The Bund is an iconic part of Shanghai. The buildings on the Eastern Side of the Huangpu River were built in the late 19th and early 20th century. They were originally the property of banks and in a couple of cases, clubs. The Chinese government confiscated them in the 50s, but in the last 30 years the buildings have started to return to their former glories. They’ve become high-end fashion houses, top-end hotels or headquarters for Chinese and foreign banks – and Bund now looks awesome. When a wind is blowing the Chinese flags that must be mandatory create quite a spectacle as they proudly on top of these stone beauties.
The Bund is about walking along the promenade alongside the Huangpu and looking East to the skyline of the Pudong. Day or night this looks fantastic. If you’ve got plenty of coin it can also be about eating and drinking very well, but gees – you’ve got to have the coin. Tony from Toowoomba came to Shanghai by train from Beijing and I pulled up a stool at the Waldorf Astoria’s legendary Long Bar to wait for him. The Waldorf Astoria has restored the old Shanghai Club building into a spectacular hotel. The Long Bar was famous for being, well, long. Originally 110 feet long, I’m not sure if it still that long, but it is still probably longer than the bar at the Railway Hotel, West Melbourne. It is a fine looking place and you can’t last 5 minutes without a very keen member of staff wanting to tell you the history of the Long Bar. In a way it was lucky so many people wanted a yarn – because at $12 a Tsingtao stubbie – this ain’t cheap drinking. TfT arrived and we had our most expensive beer in Shanghai together. Great place for one drink and look – but that’s it.
Our dinner venue was the Bund Brewery. The Bund Brewery is half a block from the waterfront and the Oriental Pearl Tower looks great from the street. There is a reasonable space inside with a pool table, plenty of seating and some large screen TVs. We opted to order the entire Bund Brewery range in our opening shout with a pale ale and a dark. The glasses look magnificent, but that is about the highlight. The pale, whilst cloudy, was pretty underwhelming without any discernible flavour. The dark was OK – a lttle rough, which isn’t a bad thing for a dark, but again not particularly distinctive. Apart from some soy fried fish, the food was also disappointing. At 8.30pm on a Thursday – you might have expected a crowd – but this place was pretty quiet. Go to get your Untappd uniques – but that’s it.
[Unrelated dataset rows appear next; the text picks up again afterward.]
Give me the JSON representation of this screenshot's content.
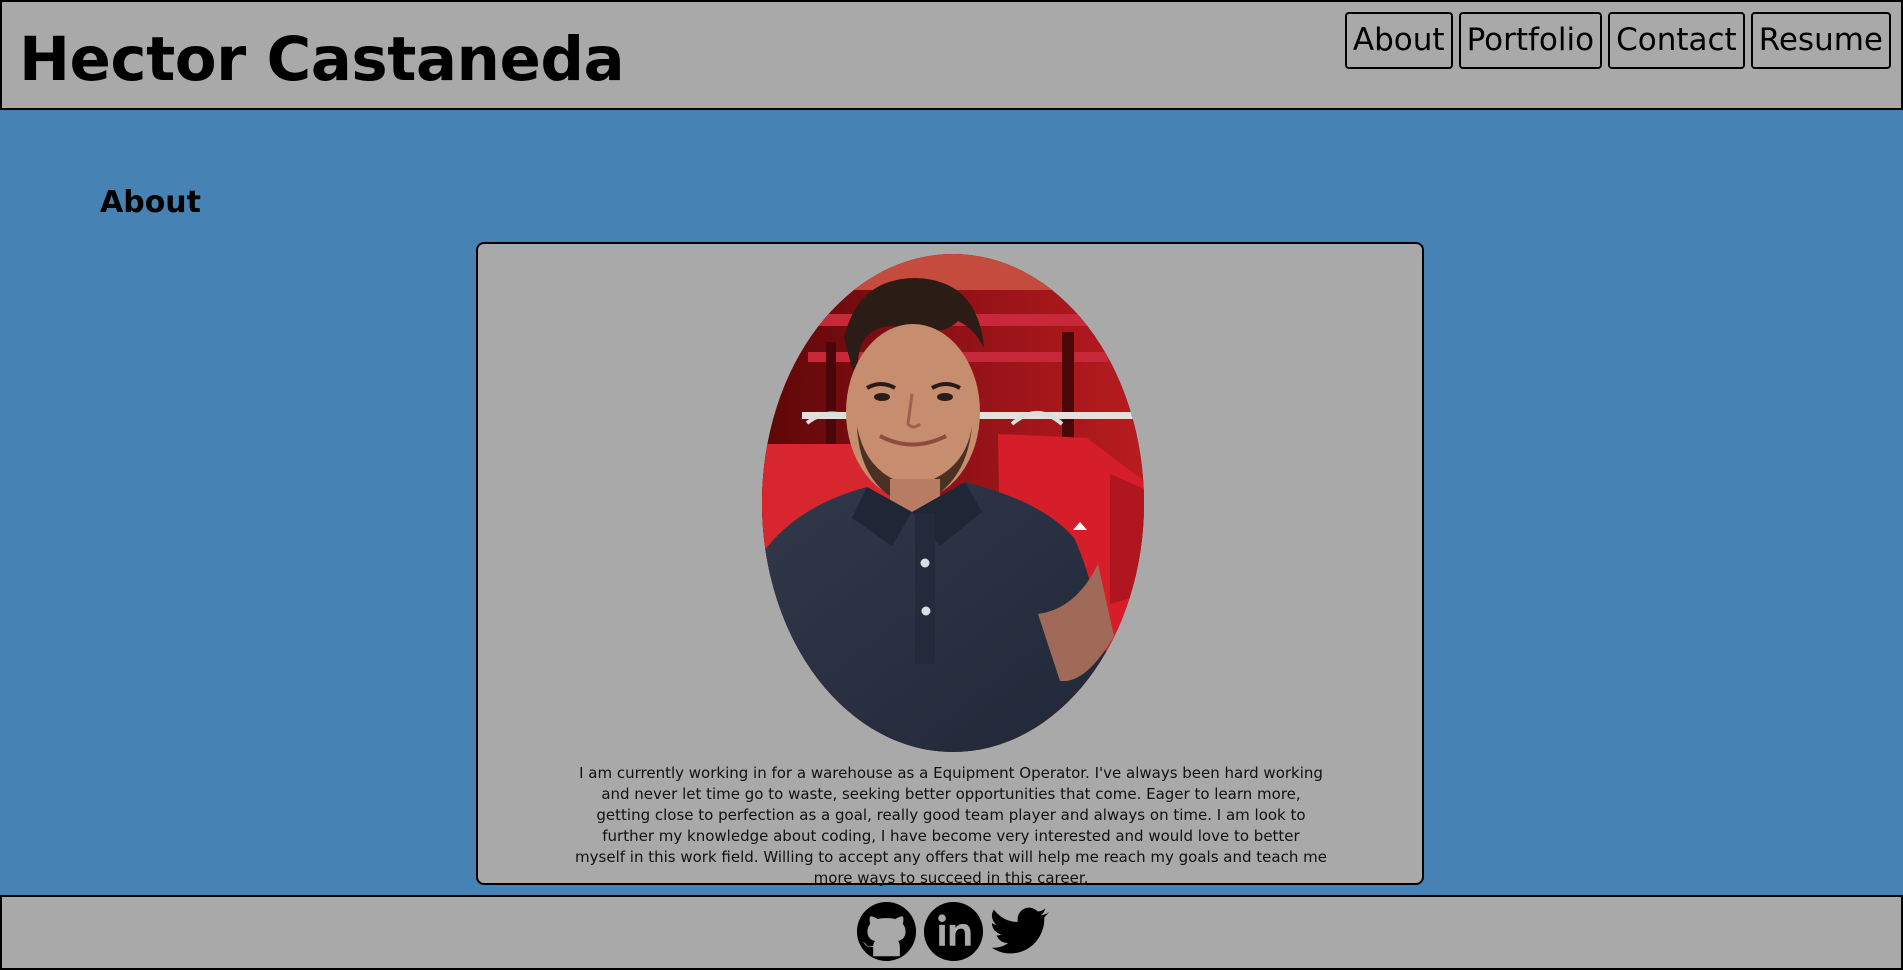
{
  "header": {
    "title": "Hector Castaneda",
    "nav": [
      {
        "label": "About"
      },
      {
        "label": "Portfolio"
      },
      {
        "label": "Contact"
      },
      {
        "label": "Resume"
      }
    ]
  },
  "about": {
    "heading": "About",
    "photo_alt": "",
    "description": "I am currently working in for a warehouse as a Equipment Operator. I've always been hard working and never let time go to waste, seeking better opportunities that come. Eager to learn more, getting close to perfection as a goal, really good team player and always on time. I am look to further my knowledge about coding, I have become very interested and would love to better myself in this work field. Willing to accept any offers that will help me reach my goals and teach me more ways to succeed in this career."
  },
  "footer": {
    "social_links": [
      {
        "icon": "github-icon"
      },
      {
        "icon": "linkedin-icon"
      },
      {
        "icon": "twitter-icon"
      }
    ]
  },
  "colors": {
    "page_background": "#4682b4",
    "panel_background": "#a9a9a9",
    "text": "#000000"
  }
}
Our last stop was Captain Bar. This is a rooftop bar on top of a hostel, which is a remarkable find in amongst such high end accommodation. You pass by the eponymous Captain on the way to the clapped out elevator. You hop out at the fifth floor and walk up a set of metal stairs and you enter one of the darkest bars of all time. It is a shame, because the inside of Captain Bar is designed to resemble an old boat. The main source of light is a set of illuminated tapheads that guide you to the bar. The star attraction of Captain Bar is the outside drinking area with its views of the Huangpu River and the Pudong Skyline. TfT and I grabbed a couple of tankards of Tsingtao (60RMB or $10.60) and took in the view from Captain Bar, which is el primo and just about justifies the price. At 11pm, it was still a ridiculous 35 degrees.